People often say their subject or audience chose them, rather than vice versa. I wrote a “practice novel” —a horse book— which was all I thought I was capable of writing, and with that book found a wonderful agent who had just switched over from editing at Oxford University Press. She had a new young adult list, so I always felt I slightly stumbled into YA writing, but I don’t think it’s that simple. I wrote my junior thesis at Harvard on Edith Wharton’s Age of Innocence, a coming of age story. My favourite works of literature are nearly all secretly YA—Pride and Prejudice, Henry IV, Hamlet, The Sword in the Stone, The Brothers Karamazov…. Adolescence has always been my subject, though I’m not sure it will be forever. I feel more that I’m writing ABOUT adolescence than writing FOR them. But there’s a degree of crossover in who my books appeal to.

You wrote How I Live Now which was your first novel at 46. What happened to make you write?

My sister died of cancer in 2001 and I wrote my first novel the following year. I suppose I thought I had put it off long enough and would (relatively) soon be dead myself. I didn’t want to spend my whole life working in advertising —a job I despised— so I figured I’d better bite the bullet and try to write a book.

How I Live Now tells the story of an American teenager caught in the outbreak of a third world war while staying in England. What inspired you to create that constellation of characters and incidents?

I came to London at 19 and it changed my life entirely, so Daisy is based to some extent on me, and my realisation that the world was much bigger than the American suburbs and Harvard University. I felt almost ecstatic with discovery that year, and also fell in love for the first time. Twenty five years later, I wrote How I Live Now—combining that first discovery of England and love with the fact that we were in the run up to the invasion of Iraq by America and the UK. As I began to write, I suddenly had a terrible image of what that invasion might do to the feelings of first or second generation British citizens whose heritage was from that part of the world. In the event, I think I was right. It has had a horrific fall-out.

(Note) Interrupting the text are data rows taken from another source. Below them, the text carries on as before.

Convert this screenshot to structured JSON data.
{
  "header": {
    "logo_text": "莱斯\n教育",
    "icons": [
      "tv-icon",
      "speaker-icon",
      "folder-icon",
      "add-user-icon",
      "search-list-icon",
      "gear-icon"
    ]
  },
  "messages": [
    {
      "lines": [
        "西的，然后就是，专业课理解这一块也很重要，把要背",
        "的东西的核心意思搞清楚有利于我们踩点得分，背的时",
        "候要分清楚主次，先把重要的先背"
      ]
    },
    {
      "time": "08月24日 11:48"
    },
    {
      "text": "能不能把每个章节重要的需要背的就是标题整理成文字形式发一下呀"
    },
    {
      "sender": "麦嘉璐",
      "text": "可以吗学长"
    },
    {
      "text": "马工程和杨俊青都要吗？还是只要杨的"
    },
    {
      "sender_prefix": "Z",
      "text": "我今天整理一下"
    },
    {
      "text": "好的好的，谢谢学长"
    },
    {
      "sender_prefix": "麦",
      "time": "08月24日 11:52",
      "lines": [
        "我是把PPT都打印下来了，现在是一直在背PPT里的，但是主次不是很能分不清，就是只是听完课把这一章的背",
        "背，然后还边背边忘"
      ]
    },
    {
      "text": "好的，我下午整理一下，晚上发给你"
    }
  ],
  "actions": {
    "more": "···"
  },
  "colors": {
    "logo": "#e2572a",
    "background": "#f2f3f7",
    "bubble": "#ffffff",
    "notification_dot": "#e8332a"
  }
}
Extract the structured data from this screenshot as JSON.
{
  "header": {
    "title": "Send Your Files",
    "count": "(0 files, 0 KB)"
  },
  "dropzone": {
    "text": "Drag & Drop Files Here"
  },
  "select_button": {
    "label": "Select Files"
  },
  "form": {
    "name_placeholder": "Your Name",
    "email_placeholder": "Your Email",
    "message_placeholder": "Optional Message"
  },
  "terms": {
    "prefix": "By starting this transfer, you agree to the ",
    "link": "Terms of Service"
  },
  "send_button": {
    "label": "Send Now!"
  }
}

How I Live Now won the Printz Award, Just In Case got the Carnegie Medal and Picture Me Gone was a finalist for the National Book Award for Young People's Literature. How has this recognizition affected you and your writing?

Every writer likes recognition and it helps with reputation, which helps you get published—particularly if you're pushing boundaries and writing somewhat difficult or uncategorizable books. So yes, I very much enjoy the prizes, but always keep some distance from believing them to be really meaningful. My job is to write what I write, what I’m proud to write, what I think is good. If someone else recognises the quality of what I write, I’m very happy. If they don’t, I try not to be too concerned. My job is to write the best books I can write and I try to concentrate on that.

 

Volver arriba

¿QUÉ DICEN NUESTROS LECTORES?

Adriana en Quantic Love: A mi sí me gustó el libro, aunque a veces se me hizo aburrido he ... Leer comentario

Aless en Mentes poderosas (primera parte de la saga): Vale, el libro me ha encantado. No lo voy a negar, me ha atrapado... Leer comentario

Pola en El teorema Katherine: No me gustó para nada. Me quedé toda una noche despierta leyéndol... Leer comentario

sissi en Mañana azul (Amanecer rojo III): Gran reseña, es exactamente la misma opinión que tengo, y sí: ser... Leer comentario

Cocoa en La ladrona de libros: Muy, muy sentimental. Este libro es genial, de verdad; la ... Leer comentario

Miscret en La Emperatriz de los Etéreos: Este es un libro que por más que lo leo y lo releo, nunca me hart... Leer comentario

ÚLTIMAS NOVEDADES EN EL CATÁLOGO
#CITASCALLEJERAS
ÚLTIMO NÚMERO